Deer farmers’ confidence has been damaged by market uncertainty.
While there are positive indications from export markets, which support glimmers of optimism in the industry, processors are still proceeding with caution regarding spring contracts.
Last week, the New Zealand stag farm gate price was $5.57/kg, about $3/kg below the five-year average. The market is $5.65/kg below this time in 2018, when the farm gate operated at $11.20/kg.
Unfortunately, Deer Industry NZ (DINZ) are not expecting a big turnaround for prices this September, when the market normally peaks for the traditional game season. Indications from processors suggest this season’s market peak will not be much different to year-ago levels.
Last year, the North Island farm gate peaked at $6.20/kg in September, while the South Island price tapped out at $6.65/kg in October. Limited volume contracts offered more to suppliers but were only slightly above $7/kg. For reference, the NZ five-year average peak for the spring market is $9.70/kg.
Despite poor returns in 2020, there were some encouraging signs of demand.
Over 4400 tonnes of venison left NZ shores over August-November last year, the highest export total for that period in the past five years.

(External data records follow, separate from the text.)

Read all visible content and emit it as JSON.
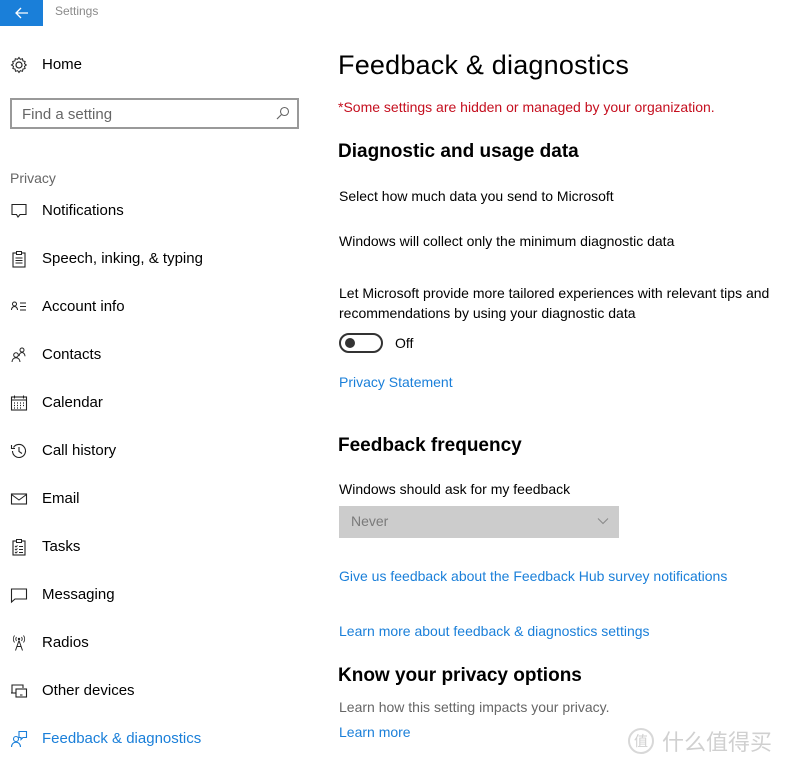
{
  "window": {
    "title": "Settings",
    "back_icon": "arrow-left-icon",
    "accent_color": "#1a7fd9"
  },
  "sidebar": {
    "home": {
      "label": "Home",
      "icon": "gear-icon"
    },
    "search": {
      "placeholder": "Find a setting",
      "value": "",
      "icon": "search-icon"
    },
    "section_label": "Privacy",
    "items": [
      {
        "label": "Notifications",
        "icon": "notification-icon",
        "active": false
      },
      {
        "label": "Speech, inking, & typing",
        "icon": "clipboard-icon",
        "active": false
      },
      {
        "label": "Account info",
        "icon": "account-info-icon",
        "active": false
      },
      {
        "label": "Contacts",
        "icon": "contacts-icon",
        "active": false
      },
      {
        "label": "Calendar",
        "icon": "calendar-icon",
        "active": false
      },
      {
        "label": "Call history",
        "icon": "history-icon",
        "active": false
      },
      {
        "label": "Email",
        "icon": "email-icon",
        "active": false
      },
      {
        "label": "Tasks",
        "icon": "tasks-icon",
        "active": false
      },
      {
        "label": "Messaging",
        "icon": "message-icon",
        "active": false
      },
      {
        "label": "Radios",
        "icon": "radio-tower-icon",
        "active": false
      },
      {
        "label": "Other devices",
        "icon": "devices-icon",
        "active": false
      },
      {
        "label": "Feedback & diagnostics",
        "icon": "feedback-icon",
        "active": true
      }
    ]
  },
  "main": {
    "title": "Feedback & diagnostics",
    "org_warning": "*Some settings are hidden or managed by your organization.",
    "warning_color": "#c50f1f",
    "diagnostic": {
      "heading": "Diagnostic and usage data",
      "select_text": "Select how much data you send to Microsoft",
      "level_text": "Windows will collect only the minimum diagnostic data",
      "tailored_text": "Let Microsoft provide more tailored experiences with relevant tips and recommendations by using your diagnostic data",
      "toggle_state": "Off",
      "toggle_on": false,
      "privacy_link": "Privacy Statement"
    },
    "feedback": {
      "heading": "Feedback frequency",
      "ask_label": "Windows should ask for my feedback",
      "dropdown_value": "Never",
      "survey_link": "Give us feedback about the Feedback Hub survey notifications",
      "learn_more_link": "Learn more about feedback & diagnostics settings"
    },
    "privacy_options": {
      "heading": "Know your privacy options",
      "description": "Learn how this setting impacts your privacy.",
      "link": "Learn more"
    }
  },
  "watermark": {
    "badge": "值",
    "text": "什么值得买"
  }
}
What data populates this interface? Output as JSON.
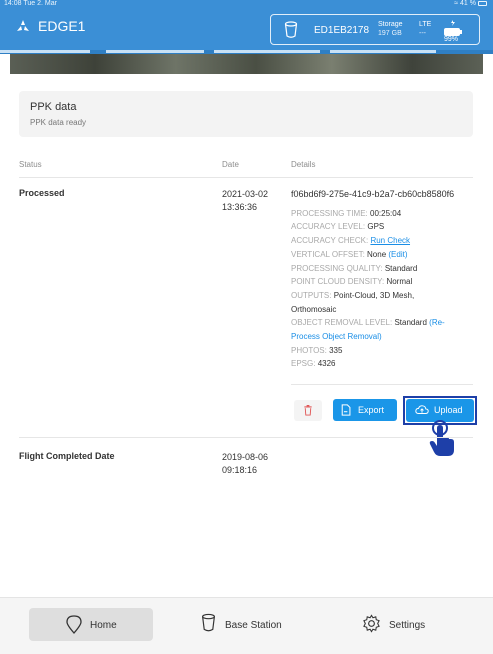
{
  "status_bar": {
    "time_date": "14:08  Tue 2. Mar",
    "battery_pct": "41 %"
  },
  "header": {
    "app_name": "EDGE1",
    "device_id": "ED1EB2178",
    "storage_label": "Storage",
    "storage_value": "197 GB",
    "lte_label": "LTE",
    "lte_value": "---",
    "battery_label": "99%"
  },
  "ppk": {
    "title": "PPK data",
    "subtitle": "PPK data ready"
  },
  "columns": {
    "status": "Status",
    "date": "Date",
    "details": "Details"
  },
  "row_processed": {
    "status": "Processed",
    "date_day": "2021-03-02",
    "date_time": "13:36:36",
    "id": "f06bd6f9-275e-41c9-b2a7-cb60cb8580f6",
    "processing_time_label": "PROCESSING TIME:",
    "processing_time": "00:25:04",
    "accuracy_level_label": "ACCURACY LEVEL:",
    "accuracy_level": "GPS",
    "accuracy_check_label": "ACCURACY CHECK:",
    "accuracy_check_link": "Run Check",
    "vertical_offset_label": "VERTICAL OFFSET:",
    "vertical_offset": "None",
    "vertical_offset_edit": "(Edit)",
    "processing_quality_label": "PROCESSING QUALITY:",
    "processing_quality": "Standard",
    "point_cloud_density_label": "POINT CLOUD DENSITY:",
    "point_cloud_density": "Normal",
    "outputs_label": "OUTPUTS:",
    "outputs_line1": "Point-Cloud, 3D Mesh,",
    "outputs_line2": "Orthomosaic",
    "object_removal_label": "OBJECT REMOVAL LEVEL:",
    "object_removal": "Standard",
    "reprocess_link_1": "(Re-",
    "reprocess_link_2": "Process Object Removal)",
    "photos_label": "PHOTOS:",
    "photos": "335",
    "epsg_label": "EPSG:",
    "epsg": "4326"
  },
  "actions": {
    "export_label": "Export",
    "upload_label": "Upload"
  },
  "row_flight": {
    "label": "Flight Completed Date",
    "date_day": "2019-08-06",
    "date_time": "09:18:16"
  },
  "bottom_nav": {
    "home": "Home",
    "base_station": "Base Station",
    "settings": "Settings"
  },
  "icons": {
    "app_logo": "drone-logo-icon",
    "device": "base-station-icon",
    "battery": "battery-icon",
    "delete": "trash-icon",
    "export": "file-export-icon",
    "upload": "cloud-upload-icon",
    "pointer": "hand-pointer-icon",
    "home": "map-pin-icon",
    "settings": "gear-icon"
  },
  "colors": {
    "header_bg": "#3b8fd6",
    "accent": "#1a96e8",
    "link": "#1a8ee6",
    "highlight_frame": "#1e3fa8",
    "delete_icon": "#e05555"
  }
}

This success is encouraging processors to increase capacity in 2021 chilled contracts to meet demand.
However, it’s worth remembering that restaurant shutdowns and rolling lockdowns throughout Europe severely impacted higher-value chilled export volumes last year. Chilled venison only made up 24% of 2020 exports, the lowest contribution in the past five years. Paired with a five-year-low average export value of $12.34/kg, it's not surprising that the farm gate has stagnated.

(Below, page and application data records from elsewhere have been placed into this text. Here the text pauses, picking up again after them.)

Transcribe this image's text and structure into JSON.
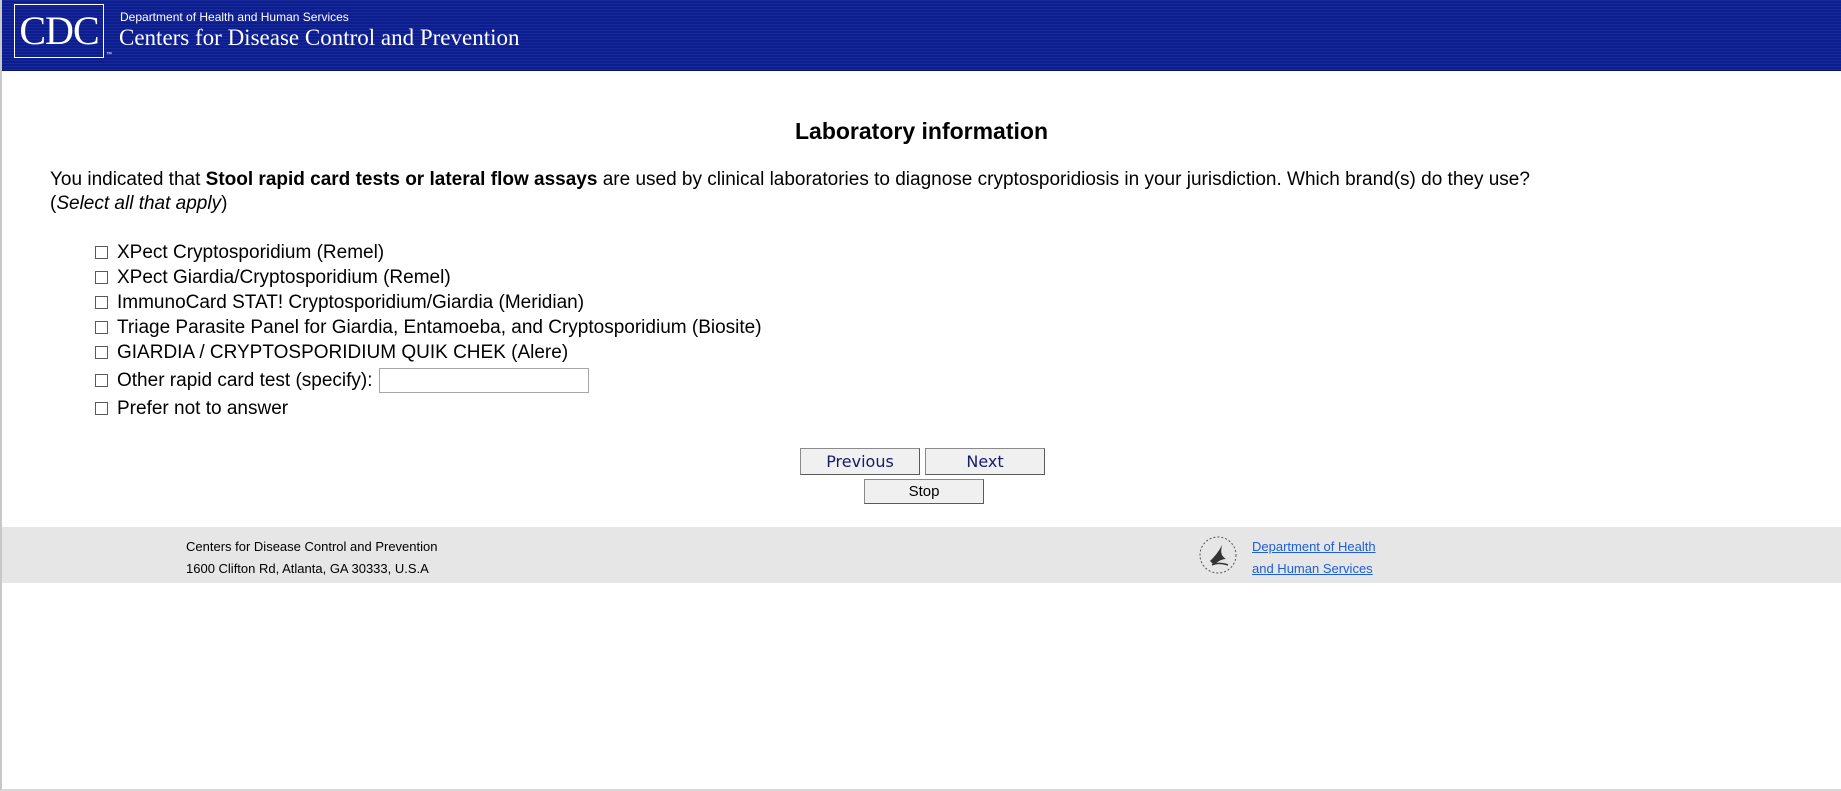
{
  "header": {
    "logo_text": "CDC",
    "department": "Department of Health and Human Services",
    "agency": "Centers for Disease Control and Prevention"
  },
  "main": {
    "title": "Laboratory information",
    "question_prefix": "You indicated that ",
    "question_bold": "Stool rapid card tests or lateral flow assays",
    "question_suffix": " are used by clinical laboratories to diagnose cryptosporidiosis in your jurisdiction. Which brand(s) do they use?",
    "instruction_open": "(",
    "instruction": "Select all that apply",
    "instruction_close": ")",
    "options": [
      {
        "label": "XPect Cryptosporidium (Remel)"
      },
      {
        "label": "XPect Giardia/Cryptosporidium (Remel)"
      },
      {
        "label": "ImmunoCard STAT! Cryptosporidium/Giardia (Meridian)"
      },
      {
        "label": "Triage Parasite Panel for Giardia, Entamoeba, and Cryptosporidium (Biosite)"
      },
      {
        "label": "GIARDIA / CRYPTOSPORIDIUM QUIK CHEK (Alere)"
      },
      {
        "label": "Other rapid card test (specify):",
        "input_value": ""
      },
      {
        "label": "Prefer not to answer"
      }
    ]
  },
  "nav": {
    "previous": "Previous",
    "next": "Next",
    "stop": "Stop"
  },
  "footer": {
    "org_name": "Centers for Disease Control and Prevention",
    "address": "1600 Clifton Rd, Atlanta, GA 30333, U.S.A",
    "hhs_link_line1": "Department of Health",
    "hhs_link_line2": "and Human Services",
    "link_color": "#1e5fd6"
  },
  "colors": {
    "header_bg": "#0b1d8f",
    "footer_bg": "#e6e6e6"
  }
}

Farmers are insulated from the downfall of venison prices by finishing lambs or cattle alongside deer. Unlike venison prices, lamb farm gate prices are at a five-year high for this time of year, with a national indicator of $7.80/kg.
Prime and bull prices are on par with the five-year average, with instances of over $6/kg being paid in the North Island. Lamb and beef farm gate prices are supported by year-to-date average export values being 69c/kg and 14c/kg above average respectively.
While stronger farm gate prices for other species are a bonus for farmers committed to venison farming, it is leading some farmers to forgo deer to increase beef or lamb production. This is evident in higher-than-average hind kill numbers.
In the year-to June, 100,563 hinds were processed. The South Island contributed 75% of this total and overall, slaughter is 8280 above year-ago levels and 17.7% above the five-year average.
This hefty kill is concerning some processors and exporters, especially given the efforts being made to establish venison in new markets.
In the past three years, exports have become more evenly distributed between Europe and the US, and China has entered the mix with a taste for venison. This, paired with marketing campaigns aimed at home cooks, is increasing venison’s export profile and demand, meaning we could find ourselves short-stocked if farmers continue to liquidate stock.